Way back when the album was first coming out, Variety had sent a cease and desist letter, and rather than fighting it (with a very strong fair use/parody claim) The Vandals caved and agreed not to use the image. However, the image can still be found online -- but not on sites controlled by the band. So Reed Elsevier and Variety are suing the band for somehow not magically stopping these other sites from using the image.
I had thought that once the ridiculousness of this became public, Reed Elsevier would quickly back down, but instead it dug in. Even more ridiculous is that it sued in Delaware, knowing that this would make life more difficult for the band, which is based in LA. Making things even more interesting is that the band's bassist, Joe Escalante, is also a former entertainment industry lawyer, though not a litigator. But, not one to back down from a fight, he decided to represent the band, went about learning the basics of litigation, and even got himself admitted to practice in Delaware.
Escalante emailed us to let us know that all of this has paid off so far, as the band has won the first round of the legal fight, and got the suit tossed out in Delaware and sent to California where it should have been filed in the first place. The short and sweet court order makes it clear that the judge finds it distasteful that Reed appears to have purposely filed the lawsuit across the country from the band to make life difficult for the band. You can see the full order below, but the key point is in the footnote, where the court notes that it certainly could have jurisdiction on the case, but given the circumstances, it feels that it is not appropriate, clearly suggesting that it recognizes the use of the court in Delaware was mainly to inconvenience the band:
The court recognizes that it could, if it were so inclined, choose to exercise jurisdiction over this matter and permit this case to proceed here in Delaware, given that a settlement agreement between the parties contains a clause that names Delaware as the forum for litigating disputes arising from the agreement. That settlement does not bind this court, however, and given the facts and circumstances surrounding this case, the court has decided in its discretion to decline to exercise jurisdiction. First, all relevant conduct and activities appear to have taken place in California, where the defendants reside and operate. Similarly, it appears that the Central District of California would be a far more convenient forum for trial, since the court's reading of the complaint and other documents in the record is that the vast majority of documents and witnesses pertaining to this case are in California. Furthermore, the consent judgment that underlies the plaintiffs' complaint was entered by the United States District Court for the Central District of California, and states that that court retains jurisdiction for the purposes of enforcing the consent judgment and related permanent injunction. It would be far better for that court to determine whether the conduct in question falls within the scope of the consent judgment and permanent injunction. Finally, given the defendants' apparently limited financial resources and the significant costs associated with litigating in Delaware, the court finds that the defendants would be unfairly prejudiced if they were forced to litigate in this district.

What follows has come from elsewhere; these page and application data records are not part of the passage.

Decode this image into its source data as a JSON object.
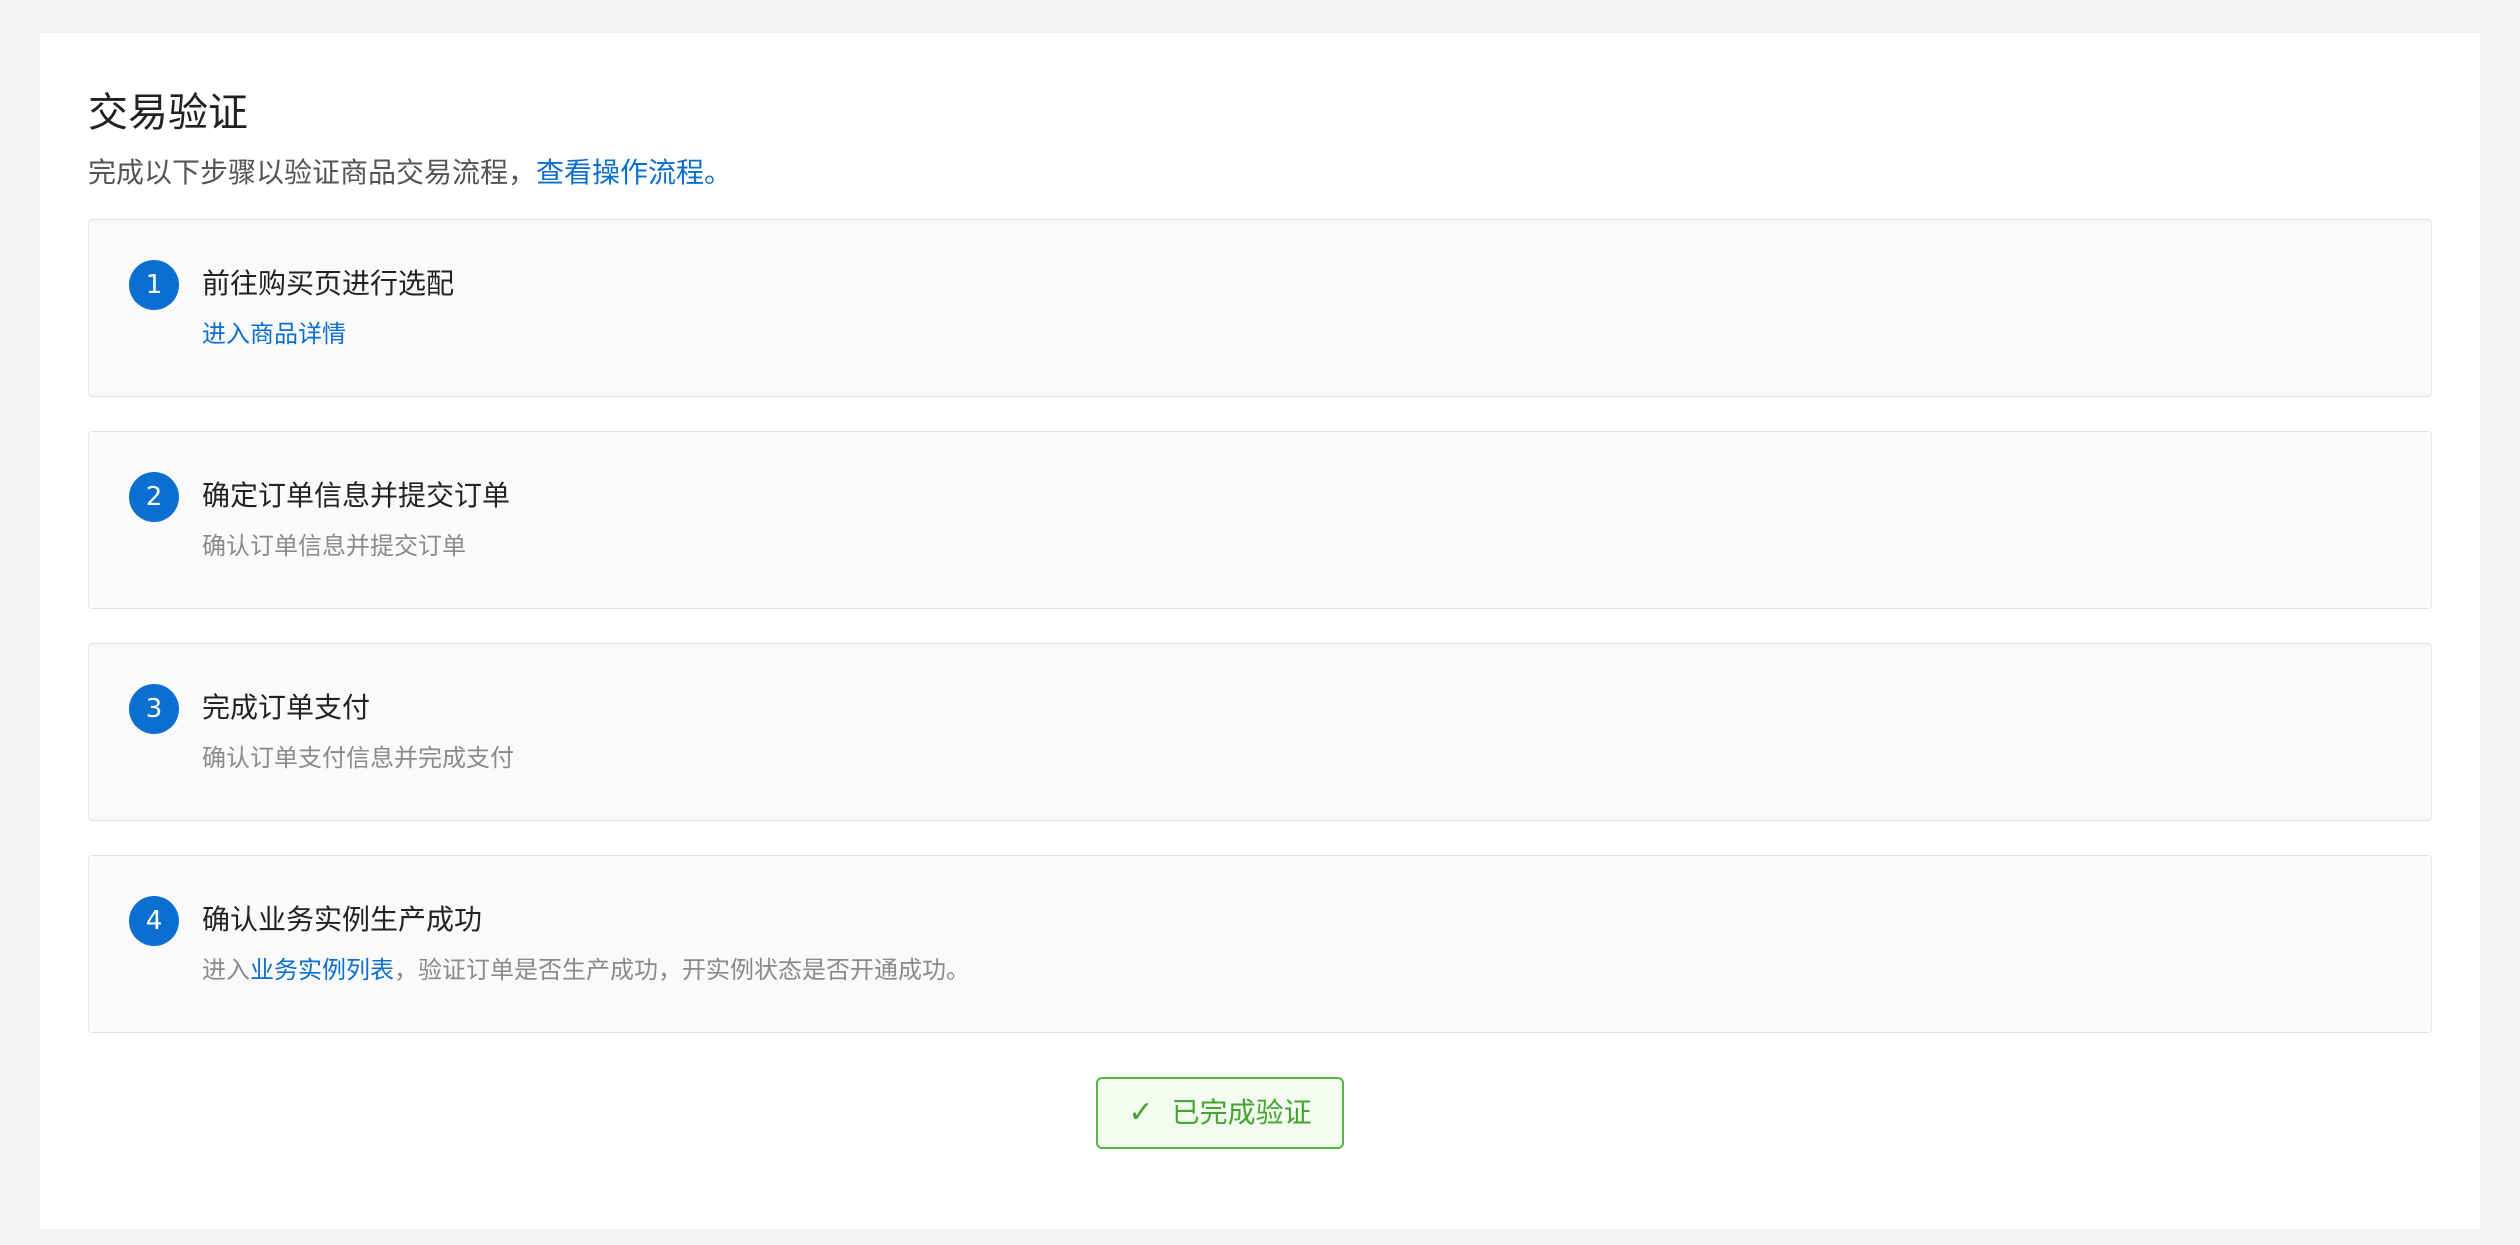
{
  "header": {
    "title": "交易验证",
    "subtitle_text": "完成以下步骤以验证商品交易流程，",
    "subtitle_link": "查看操作流程。"
  },
  "steps": [
    {
      "number": "1",
      "title": "前往购买页进行选配",
      "desc_link": "进入商品详情"
    },
    {
      "number": "2",
      "title": "确定订单信息并提交订单",
      "desc": "确认订单信息并提交订单"
    },
    {
      "number": "3",
      "title": "完成订单支付",
      "desc": "确认订单支付信息并完成支付"
    },
    {
      "number": "4",
      "title": "确认业务实例生产成功",
      "desc_prefix": "进入",
      "desc_link": "业务实例列表",
      "desc_suffix": "，验证订单是否生产成功，开实例状态是否开通成功。"
    }
  ],
  "actions": {
    "done_label": "已完成验证",
    "done_icon": "check-icon"
  },
  "colors": {
    "accent": "#0b6fd1",
    "success": "#56b441",
    "success_bg": "#f3faf0"
  }
}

In response to this ruling the band has been mocking Variety and its lawyers relentlessly. The link above goes to a pretty incendiary blog post which, frankly, might also open the band up to defamation charges, but that would really only be digging Reed Elsevier deeper into a truly pointless legal battle. Separately, the band has used our favorite movie creation tool, Xtranormal to create this rather hilarious (and probably NSFW) video of a "fictitious meeting" between Variety's outside lawyer on this case and Variety's editor. It made me laugh: